▸ Exercise goal
Every entry needs to be repeated exactly, with nothing left out.

App and web page records:
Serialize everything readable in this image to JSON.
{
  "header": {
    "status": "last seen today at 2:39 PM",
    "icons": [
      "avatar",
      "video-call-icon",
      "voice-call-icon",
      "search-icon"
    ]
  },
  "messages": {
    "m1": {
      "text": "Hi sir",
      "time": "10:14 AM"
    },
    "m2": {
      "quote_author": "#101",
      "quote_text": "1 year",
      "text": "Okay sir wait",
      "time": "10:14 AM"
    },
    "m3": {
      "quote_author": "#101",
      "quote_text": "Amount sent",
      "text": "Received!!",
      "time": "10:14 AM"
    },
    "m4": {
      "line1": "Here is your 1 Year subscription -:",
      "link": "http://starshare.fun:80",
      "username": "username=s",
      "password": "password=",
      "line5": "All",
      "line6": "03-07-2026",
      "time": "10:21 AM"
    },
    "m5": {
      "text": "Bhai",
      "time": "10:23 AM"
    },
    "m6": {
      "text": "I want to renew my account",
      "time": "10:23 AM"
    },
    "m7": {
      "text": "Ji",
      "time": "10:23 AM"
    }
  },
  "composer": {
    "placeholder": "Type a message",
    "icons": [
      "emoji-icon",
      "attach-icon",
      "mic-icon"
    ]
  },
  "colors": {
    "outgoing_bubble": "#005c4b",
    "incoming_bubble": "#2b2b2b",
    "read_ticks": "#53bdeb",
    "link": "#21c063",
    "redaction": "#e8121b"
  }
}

▸ Answer space
Serialize everything readable in this image to JSON.
{
  "header": {
    "status": "last seen today at 2:39 PM",
    "icons": [
      "avatar",
      "video-call-icon",
      "voice-call-icon",
      "search-icon"
    ]
  },
  "messages": {
    "m1": {
      "text": "Hi sir",
      "time": "10:14 AM"
    },
    "m2": {
      "quote_author": "#101",
      "quote_text": "1 year",
      "text": "Okay sir wait",
      "time": "10:14 AM"
    },
    "m3": {
      "quote_author": "#101",
      "quote_text": "Amount sent",
      "text": "Received!!",
      "time": "10:14 AM"
    },
    "m4": {
      "line1": "Here is your 1 Year subscription -:",
      "link": "http://starshare.fun:80",
      "username": "username=s",
      "password": "password=",
      "line5": "All",
      "line6": "03-07-2026",
      "time": "10:21 AM"
    },
    "m5": {
      "text": "Bhai",
      "time": "10:23 AM"
    },
    "m6": {
      "text": "I want to renew my account",
      "time": "10:23 AM"
    },
    "m7": {
      "text": "Ji",
      "time": "10:23 AM"
    }
  },
  "composer": {
    "placeholder": "Type a message",
    "icons": [
      "emoji-icon",
      "attach-icon",
      "mic-icon"
    ]
  },
  "colors": {
    "outgoing_bubble": "#005c4b",
    "incoming_bubble": "#2b2b2b",
    "read_ticks": "#53bdeb",
    "link": "#21c063",
    "redaction": "#e8121b"
  }
}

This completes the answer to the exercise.